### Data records
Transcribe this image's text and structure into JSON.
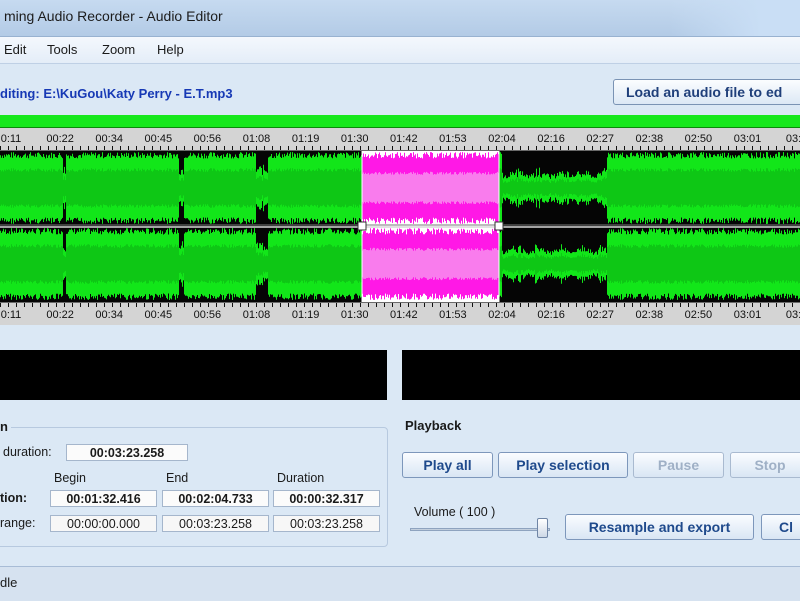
{
  "window": {
    "title": "ming Audio Recorder - Audio Editor"
  },
  "menu": {
    "items": [
      "Edit",
      "Tools",
      "Zoom",
      "Help"
    ]
  },
  "editing": {
    "label": "diting: E:\\KuGou\\Katy Perry - E.T.mp3",
    "load_button": "Load an audio file to ed"
  },
  "timeline": {
    "top_ticks": [
      "0:11",
      "00:22",
      "00:34",
      "00:45",
      "00:56",
      "01:08",
      "01:19",
      "01:30",
      "01:42",
      "01:53",
      "02:04",
      "02:16",
      "02:27",
      "02:38",
      "02:50",
      "03:01",
      "03:1"
    ],
    "bottom_ticks": [
      "0:11",
      "00:22",
      "00:34",
      "00:45",
      "00:56",
      "01:08",
      "01:19",
      "01:30",
      "01:42",
      "01:53",
      "02:04",
      "02:16",
      "02:27",
      "02:38",
      "02:50",
      "03:01",
      "03:1"
    ],
    "colors": {
      "waveform": "#12e619",
      "waveform_dark": "#0a8c0f",
      "selection": "#ff18e6",
      "selection_bg": "#ffffff",
      "progress": "#16e81c"
    }
  },
  "selection": {
    "group_title": "n",
    "total_duration_label": "duration:",
    "total_duration": "00:03:23.258",
    "col_begin": "Begin",
    "col_end": "End",
    "col_duration": "Duration",
    "sel_row_label": "tion:",
    "sel_begin": "00:01:32.416",
    "sel_end": "00:02:04.733",
    "sel_duration": "00:00:32.317",
    "range_row_label": "range:",
    "range_begin": "00:00:00.000",
    "range_end": "00:03:23.258",
    "range_duration": "00:03:23.258"
  },
  "playback": {
    "title": "Playback",
    "play_all": "Play all",
    "play_selection": "Play selection",
    "pause": "Pause",
    "stop": "Stop",
    "volume_label": "Volume ( 100 )",
    "volume_value": 100,
    "resample_export": "Resample and export",
    "close": "Cl"
  },
  "status": {
    "text": "dle"
  }
}
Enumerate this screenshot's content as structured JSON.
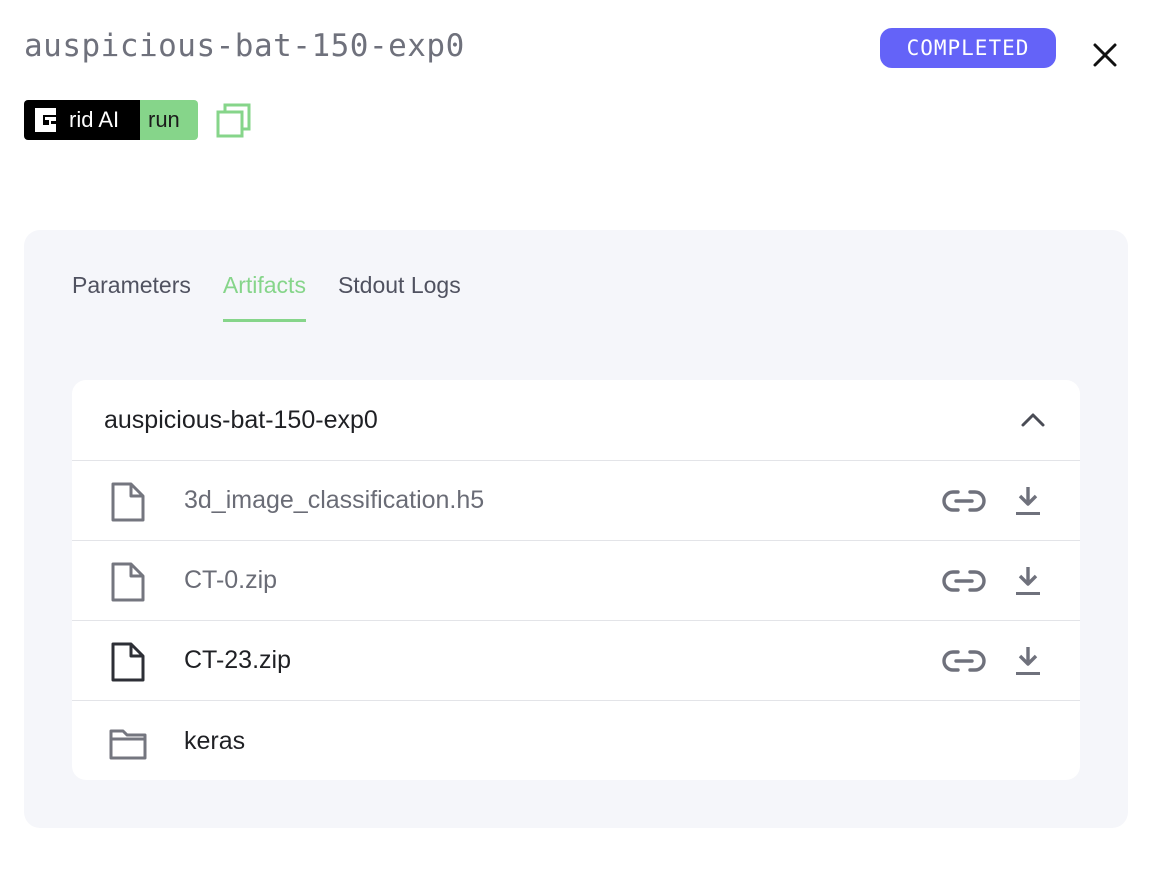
{
  "header": {
    "run_name": "auspicious-bat-150-exp0",
    "status": "COMPLETED",
    "status_color": "#6463f8"
  },
  "badge": {
    "brand": "rid AI",
    "kind": "run",
    "brand_bg": "#000000",
    "kind_bg": "#86d58a"
  },
  "tabs": [
    {
      "label": "Parameters",
      "active": false
    },
    {
      "label": "Artifacts",
      "active": true
    },
    {
      "label": "Stdout Logs",
      "active": false
    }
  ],
  "artifacts": {
    "group_title": "auspicious-bat-150-exp0",
    "items": [
      {
        "name": "3d_image_classification.h5",
        "icon": "file-icon"
      },
      {
        "name": "CT-0.zip",
        "icon": "file-icon"
      },
      {
        "name": "CT-23.zip",
        "icon": "file-icon"
      },
      {
        "name": "keras",
        "icon": "folder-icon"
      }
    ]
  },
  "accent_color": "#86d58a"
}
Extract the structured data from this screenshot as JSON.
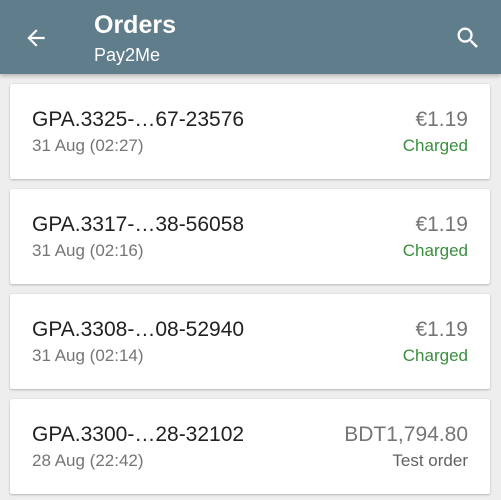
{
  "header": {
    "title": "Orders",
    "subtitle": "Pay2Me",
    "back_icon": "arrow-left-icon",
    "search_icon": "search-icon",
    "background_color": "#607d8b"
  },
  "colors": {
    "charged": "#388e3c",
    "test_order": "#616161"
  },
  "orders": [
    {
      "id": "GPA.3325-…67-23576",
      "date": "31 Aug (02:27)",
      "amount": "€1.19",
      "status": "Charged",
      "status_type": "charged"
    },
    {
      "id": "GPA.3317-…38-56058",
      "date": "31 Aug (02:16)",
      "amount": "€1.19",
      "status": "Charged",
      "status_type": "charged"
    },
    {
      "id": "GPA.3308-…08-52940",
      "date": "31 Aug (02:14)",
      "amount": "€1.19",
      "status": "Charged",
      "status_type": "charged"
    },
    {
      "id": "GPA.3300-…28-32102",
      "date": "28 Aug (22:42)",
      "amount": "BDT1,794.80",
      "status": "Test order",
      "status_type": "test_order"
    }
  ]
}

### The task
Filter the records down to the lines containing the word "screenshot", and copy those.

### Result below
Enumerate this screenshot's content as structured JSON.
Extract the structured data from this screenshot as JSON.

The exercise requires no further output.